- Thomson Reuters Oil Research has examined if it is possible for Iran to close the Strait of Hormuz, and the impact this could have on shipping and oil industries.
- Based on vessel tracking, an estimated 2,600 fully laden very large crude carriers (VLCC) departed from the Gulf in the first half of 2018.
- It would be hard for Iran to close the Strait of Hormuz for a long period, but it can create disruption and increase the risk premium for oil prices and shipping rates.
The Strait of Hormuz, the most critical waterway in the world, funnels 18.3 million barrels per day (bpd) of crude and condensate oil from OPEC’s top five members.
The strait has repeatedly been used as a leveraging point by Iran, which has threatened to shut passage in case the country’s oil exports are restricted by sanctions imposed by the U.S. administration.
Thomson Reuters Oil Research has analyzed Iran’s capacity and authority to close the narrow passage, which partly consists of Iranian territorial waters and has seen more than 6,000 oil & LNG tankers crossing in the first half of the year.
The team has assessed the impact a closure would have on the shipping and oil industry, as the global economy remains strongly attached to the supply of oil.
The research team views the prolonged closure of the Strait of Hormuz rather unlikely as oil importing nations and the United Nations (UN) would be categorically against such actions, possibly triggering more than a vocal response against Iran.
Short-term disruptions, however, are very likely in case Iran seeks to challenge the free passage of oil tankers. The risk premium would rise for oil prices and shipping costs, with heightened tensions that could lead to armed conflict.
With OPEC’s top five exporters present inside the Arab Gulf, the volume of oil recorded to be crossing the strait has been constantly increasing each year.
H1 2018 saw 18.3 million bpd of crude and condensate oil, almost 800,000 bpd of fuel oil, more than 400,000 MT/day of refined products and more than 500,000 m3/day of LNG exiting the Arab Gulf on average.
The International Maritime Organization has defined Traffic Separation Schemes that regulate traffic of ships in narrow straits.

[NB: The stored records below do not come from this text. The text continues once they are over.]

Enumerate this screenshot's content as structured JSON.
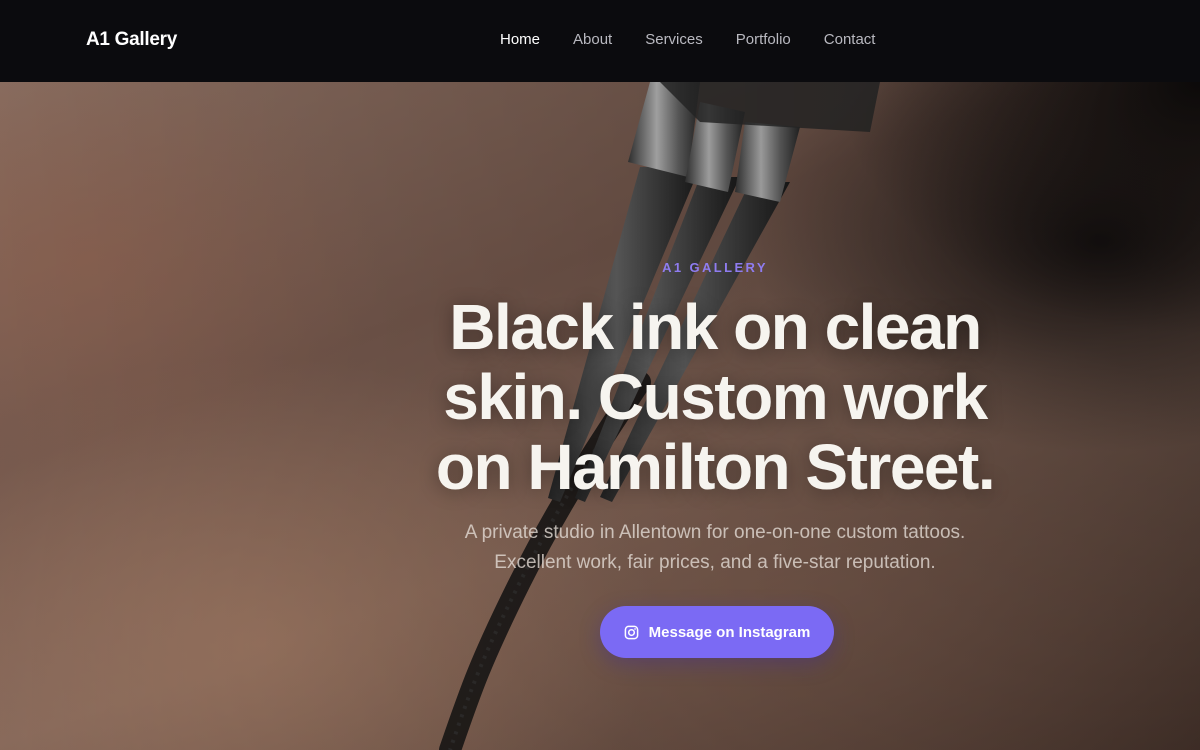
{
  "nav": {
    "brand": "A1 Gallery",
    "links": [
      {
        "label": "Home",
        "active": true
      },
      {
        "label": "About",
        "active": false
      },
      {
        "label": "Services",
        "active": false
      },
      {
        "label": "Portfolio",
        "active": false
      },
      {
        "label": "Contact",
        "active": false
      }
    ]
  },
  "hero": {
    "eyebrow": "A1 GALLERY",
    "headline_lines": [
      "Black ink on clean",
      "skin. Custom work",
      "on Hamilton Street."
    ],
    "subtext_lines": [
      "A private studio in Allentown for one-on-one custom tattoos.",
      "Excellent work, fair prices, and a five-star reputation."
    ],
    "cta": {
      "label": "Message on Instagram",
      "icon": "instagram-icon"
    }
  },
  "colors": {
    "accent": "#7b6af4",
    "eyebrow": "#8f7cf0",
    "nav_bg": "#0b0b0e",
    "headline": "#f6f4ef"
  }
}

The UN has also granted the right of transit passage for cases where such straits overlap with territorial waters.
Due to oil market economics and supply abundance, the strait is the most frequented waterway by Very Large Crude Carriers (VLCC), each with a capacity of about 2 million bbls.
Based on vessel tracking by Thomson Reuters Oil Research, an estimated 2,600 fully laden VLCCs have departed from the Gulf in the first half of 2018.
Can the Strait be closed?
Iran’s administration had agreed to the UN’s convention, however the Islamic Republic’s parliament has yet to ratify the United Nations’ Convention on the Law of the Sea, signed on December 1982.
With the United States not being a signatory to this convention, Iran could probably cite that as a cause for restricting vessels bound for the U.S. according to their interpretative declaration made at the time of signing the convention.
According to Thomson Reuters Oil Research, there are two scenarios that could pan out from the current situation — a return to the pre-2016 status or Iran takes military action.
Waivers on importers of Iranian oil could lead the situation to a pre-2016 status, where the country had established a base line of crude oil exports, which was however capped at around one million bpd.
Forceful closure of the Strait of Hormuz as a result of military action is likely to send oil prices to unprecedented levels, paralyzing the global oil supply chain.
Action from affected countries, with direct impact on their economies, will likely be very swift, restoring normality on oil flows out of the Middle East.
Bypassing the Strait of Hormuz
In the event that there is disruption stopping vessels from transiting the strait, only the United Arab Emirates (UAE) and Saudi Arabia have alternate loading points outside the Arab Gulf.
However, aggregated alternate export capacity from the UAE and Saudi Arabia stands at 4.9 million bpd, which would still leave the world with a massive disruption of 14.6 million bpd.
Overall, it would be very hard for Iran to forcibly close the Strait of Hormuz for a prolonged period of time, an action which would go against the United Nations and would likely spark a polyphonic response from many countries affected.
Regardless, the country has the means to create a disruption and increase the risk premium for both oil prices and shipping rates.
That risk premium, which could rise to unprecedented levels, will likely remain in place for a longer period in case an armed conflict manifests.
However, militaries from multiple nations will rush to protect the transit of oil and gas, accompanying the commercial vessels in and out of the Gulf, therefore mitigating the possibility of any actual supply disruption.